“And…he texted me to see if I was coming to the game.”
“Since when do you care what a guy thinks?”
Down on the field, they’re doing some kind of warm-up stretches, and I move the binoculars from player to player, trying to discern which one is Jackson but unable to figure it out. “Did you google him yet? What’s his number?”
My eyes are glued to the binocs.
“Yeah, yeah, hold your horses,” Natasha has her phone out, fingers tapping away. “He’s a wide receiver, and his number is eighty-two.”
Eighty-two, eighty-two, where are you?
Ah. There he is.
Even at this distance, Jackson is larger than life. Tight pants, wide shoulder pads, his helmet is off and he’s running a gloved hand through sweat-soaked hair. It sticks up in a million directions, spikey and wild.
Black chalk or eye black or putty or whatever the heck that gunk is lines his upper cheekbones. Makes him look lethal and badass.
Beth is cracking open the program they handed each of us on the way in, thumbing through it, stopping toward the back. “Jackson Jennings Junior—that’s a mouthful,” she jokes. “Junior starter, a recruit from Texas Prep in Jasper, Texas. All-country, all-conference, all-state, all-American.”
“Dang, Triple J, them’s some impressive accolades,” Savannah murmurs.
Beth continues. “Stats: weight, two hundred and seventy-five pounds of lean man meat. Height, six three. Wingspan…” Her voice trails off as Natasha interrupts.
“It does not say wingspan—let me see that.” She tries to take the pamphlet from Beth, who laughs.
“No, it doesn’t say that.”
“Major, business economics. Economics? Huh. Who would have thought.”
“That does seem…smart.”
“He’s probably not that dumb, Charlie—give him some credit. He did get a full ride, and they don’t give those to idiots.”
Yes, they probably do. We just don’t know anyone with a full ride, so none of us can accurately say.
“What else does it say?”
“That’s about it. Just his hometown—where is Jasper, Texas, by the way?” Natasha inclines her head, and I know she’s googling away. “It’s on the border near the Louisiana state line.”
Which would explain the thick accent and horrible metaphors.
“Here’s more on him for anyone who cares,” Natasha goes on. “He’s the only child of Jackson Jennings and Suzette Sundernan—yeesh, try saying that three times in a row.”
“You can stop now.” I lower the binoculars I’ve been holding steady against my face and hold my hand out to push down the phone Natasha is holding up. A Google search is displayed on the screen, information about Jackson pulled up. “Seriously. Stop.”
“Don’t be a party pooper.”

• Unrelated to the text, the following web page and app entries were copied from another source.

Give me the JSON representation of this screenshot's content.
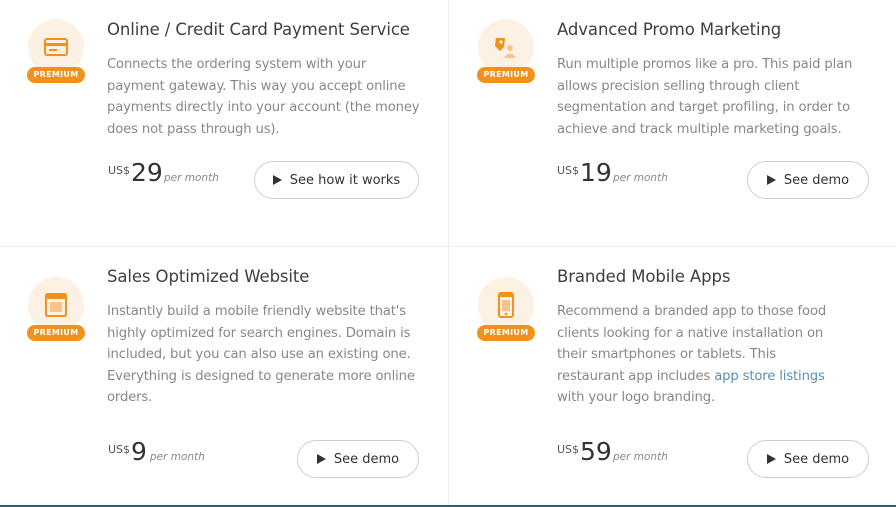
{
  "cards": [
    {
      "title": "Online / Credit Card Payment Service",
      "description": "Connects the ordering system with your payment gateway. This way you accept online payments directly into your account (the money does not pass through us).",
      "badge": "PREMIUM",
      "icon": "credit-card-icon",
      "currency": "US$",
      "amount": "29",
      "period": "per month",
      "button_label": "See how it works"
    },
    {
      "title": "Advanced Promo Marketing",
      "description": "Run multiple promos like a pro. This paid plan allows precision selling through client segmentation and target profiling, in order to achieve and track multiple marketing goals.",
      "badge": "PREMIUM",
      "icon": "promo-tag-icon",
      "currency": "US$",
      "amount": "19",
      "period": "per month",
      "button_label": "See demo"
    },
    {
      "title": "Sales Optimized Website",
      "description": "Instantly build a mobile friendly website that's highly optimized for search engines. Domain is included, but you can also use an existing one. Everything is designed to generate more online orders.",
      "badge": "PREMIUM",
      "icon": "website-icon",
      "currency": "US$",
      "amount": "9",
      "period": "per month",
      "button_label": "See demo"
    },
    {
      "title": "Branded Mobile Apps",
      "description_before": "Recommend a branded app to those food clients looking for a native installation on their smartphones or tablets. This restaurant app includes ",
      "description_link": "app store listings",
      "description_after": " with your logo branding.",
      "badge": "PREMIUM",
      "icon": "mobile-app-icon",
      "currency": "US$",
      "amount": "59",
      "period": "per month",
      "button_label": "See demo"
    }
  ],
  "colors": {
    "accent": "#f0921a",
    "icon_bg": "#fdf1e4",
    "link": "#5b8fb0",
    "bottom_bar": "#2f5f63"
  }
}
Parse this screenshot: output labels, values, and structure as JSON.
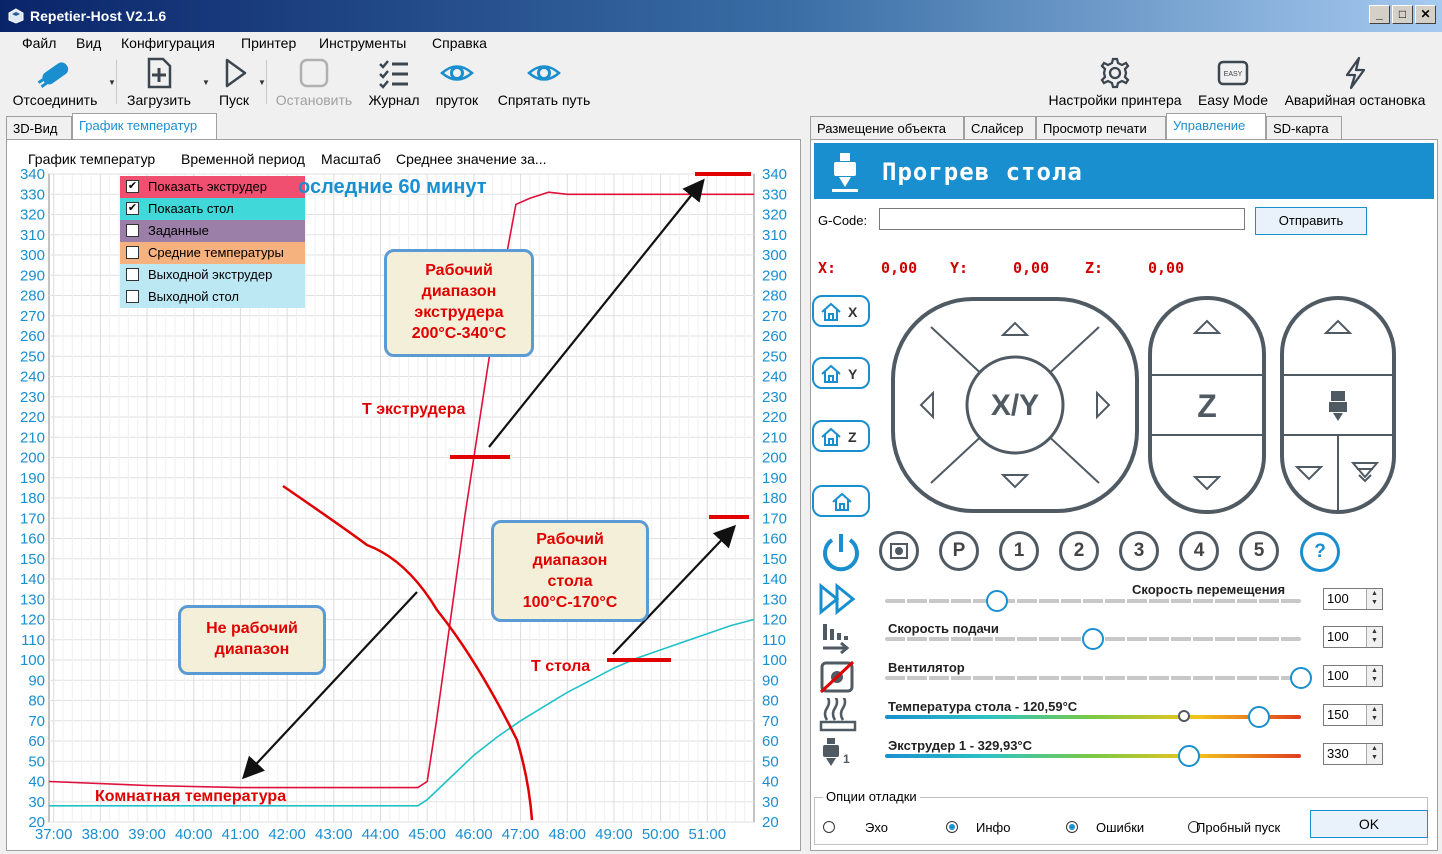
{
  "window": {
    "title": "Repetier-Host V2.1.6",
    "minimize": "_",
    "maximize": "□",
    "close": "✕"
  },
  "menu": [
    "Файл",
    "Вид",
    "Конфигурация",
    "Принтер",
    "Инструменты",
    "Справка"
  ],
  "toolbar": {
    "disconnect": "Отсоединить",
    "load": "Загрузить",
    "start": "Пуск",
    "stop": "Остановить",
    "log": "Журнал",
    "filament": "пруток",
    "hide_path": "Спрятать путь",
    "printer_settings": "Настройки принтера",
    "easy_mode": "Easy Mode",
    "easy_icon_text": "EASY",
    "emergency_stop": "Аварийная остановка"
  },
  "left_tabs": [
    "3D-Вид",
    "График температур"
  ],
  "chart_menu": [
    "График температур",
    "Временной период",
    "Масштаб",
    "Среднее значение за..."
  ],
  "legend": [
    {
      "label": "Показать экструдер",
      "checked": true,
      "color": "#f04f6f"
    },
    {
      "label": "Показать стол",
      "checked": true,
      "color": "#40d8d8"
    },
    {
      "label": "Заданные",
      "checked": false,
      "color": "#9c7fa8"
    },
    {
      "label": "Средние температуры",
      "checked": false,
      "color": "#f6b27e"
    },
    {
      "label": "Выходной экструдер",
      "checked": false,
      "color": "#bce8f4"
    },
    {
      "label": "Выходной стол",
      "checked": false,
      "color": "#bce8f4"
    }
  ],
  "chart_overlay_title": "оследние 60 минут",
  "annotations": {
    "extruder_range": [
      "Рабочий",
      "диапазон",
      "экструдера",
      "200°C-340°C"
    ],
    "bed_range": [
      "Рабочий",
      "диапазон",
      "стола",
      "100°C-170°C"
    ],
    "non_working": [
      "Не рабочий",
      "диапазон"
    ],
    "t_extruder": "Т экструдера",
    "t_bed": "Т стола",
    "room_temp": "Комнатная температура"
  },
  "chart_data": {
    "type": "line",
    "x_ticks": [
      "37:00",
      "38:00",
      "39:00",
      "40:00",
      "41:00",
      "42:00",
      "43:00",
      "44:00",
      "45:00",
      "46:00",
      "47:00",
      "48:00",
      "49:00",
      "50:00",
      "51:00"
    ],
    "ylim": [
      20,
      340
    ],
    "y_ticks": [
      20,
      30,
      40,
      50,
      60,
      70,
      80,
      90,
      100,
      110,
      120,
      130,
      140,
      150,
      160,
      170,
      180,
      190,
      200,
      210,
      220,
      230,
      240,
      250,
      260,
      270,
      280,
      290,
      300,
      310,
      320,
      330,
      340
    ],
    "grid": true,
    "series": [
      {
        "name": "Показать экструдер",
        "color": "#e0103c",
        "x": [
          36.9,
          39.0,
          41.0,
          43.0,
          44.8,
          45.0,
          45.2,
          45.5,
          45.8,
          46.1,
          46.4,
          46.7,
          46.9,
          47.2,
          47.6,
          48.0,
          49.0,
          50.0,
          51.0,
          52.0
        ],
        "y": [
          40,
          38,
          37,
          37,
          37,
          40,
          70,
          120,
          170,
          215,
          260,
          300,
          325,
          328,
          331,
          330,
          330,
          330,
          330,
          330
        ]
      },
      {
        "name": "Показать стол",
        "color": "#20c0c8",
        "x": [
          36.9,
          39.0,
          41.0,
          43.0,
          44.8,
          45.0,
          45.5,
          46.0,
          46.5,
          47.0,
          47.5,
          48.0,
          48.5,
          49.0,
          49.5,
          50.0,
          50.5,
          51.0,
          51.5,
          52.0
        ],
        "y": [
          28,
          28,
          28,
          28,
          28,
          31,
          42,
          53,
          62,
          70,
          77,
          84,
          90,
          96,
          101,
          105,
          109,
          113,
          117,
          120
        ]
      }
    ]
  },
  "right_tabs": [
    "Размещение объекта",
    "Слайсер",
    "Просмотр печати",
    "Управление",
    "SD-карта"
  ],
  "control": {
    "header": "Прогрев стола",
    "gcode_label": "G-Code:",
    "gcode_value": "",
    "send": "Отправить",
    "x_label": "X:",
    "x_value": "0,00",
    "y_label": "Y:",
    "y_value": "0,00",
    "z_label": "Z:",
    "z_value": "0,00",
    "home_x": "X",
    "home_y": "Y",
    "home_z": "Z",
    "xy_label": "X/Y",
    "z_label_pad": "Z",
    "buttons": [
      "P",
      "1",
      "2",
      "3",
      "4",
      "5",
      "?"
    ],
    "sliders": [
      {
        "label": "Скорость перемещения",
        "value": "100",
        "fraction": 0.27
      },
      {
        "label": "Скорость подачи",
        "value": "100",
        "fraction": 0.5
      },
      {
        "label": "Вентилятор",
        "value": "100",
        "fraction": 1.0
      },
      {
        "label": "Температура стола - 120,59°C",
        "value": "150",
        "fraction": 0.9,
        "current_fraction": 0.72
      },
      {
        "label": "Экструдер 1 - 329,93°C",
        "value": "330",
        "fraction": 0.73
      }
    ],
    "extruder_index": "1",
    "debug_title": "Опции отладки",
    "debug": [
      {
        "label": "Эхо",
        "on": false
      },
      {
        "label": "Инфо",
        "on": true
      },
      {
        "label": "Ошибки",
        "on": true
      },
      {
        "label": "Пробный пуск",
        "on": false
      }
    ],
    "ok": "OK"
  }
}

“He helped me once. Stop getting your hopes up.” Then he invited me to a party, then he walked me home, then he invited me to a football game…
“And asked you to a football game.”
I roll my eyes. “He won’t even know I’m here. I could lie when he asks if I was here and he’d never know.”
Beth tsks. “His heart will know.”
Okay, drama queen. She’s such a romantic.
“Guys, he doesn’t like me. He likes that I give him a hard time. I bust his chops, that’s all, and he likes the chase—he doesn’t actually want to date me.”
“How do you know?”
“He literally said the words, ‘I don’t date.’ That’s how I know.”
“He did? When?”
“Okay…maybe he didn’t say those exact words, but that’s what he implied, so…”
“What guys say and what they mean are two totally different things and you know it.”
“No, that’s guys.”
Why are we arguing about this?
I sigh, leaning over and looking down the row so they can all hear me over the dull roar of the stadium noise. “Haven’t you ever heard the saying, When a guy tells you what he wants, you should listen? They don’t see things in gray like we do—they see them in black and white. I mean, not a lot of mystery there with shades in between, trust me. I read the book.”
“You’re turning into a giant nerd with all that reading,” Natasha sasses.
I stare pointedly at her. “This from the girl who didn’t even bother buying textbooks last semester.”
She flips her long black hair. “I’m trying to save money.”
“You are here to read books and study. That is literally what college is.”
She points to her ears and shakes her head. “What? I can’t hear you, sorry! The game is about to begin!”
As if on cue, the marching band begins playing the school fight song, and the field is cleared for the national anthem. Everyone roars, players are announced, coins are tossed, the teams take position.
It’s all very loud and exciting with tons of pomp and circumstance, and I wonder why I don’t come to games more often.
I raise the binoculars and locate number eighty-two. Find him on the sideline, pacing, hands on his hips. A completely different aspect of him than I’m used to seeing.
This Jackson Jennings is intense. Huge. Serious. Aggressive and ready to take the field.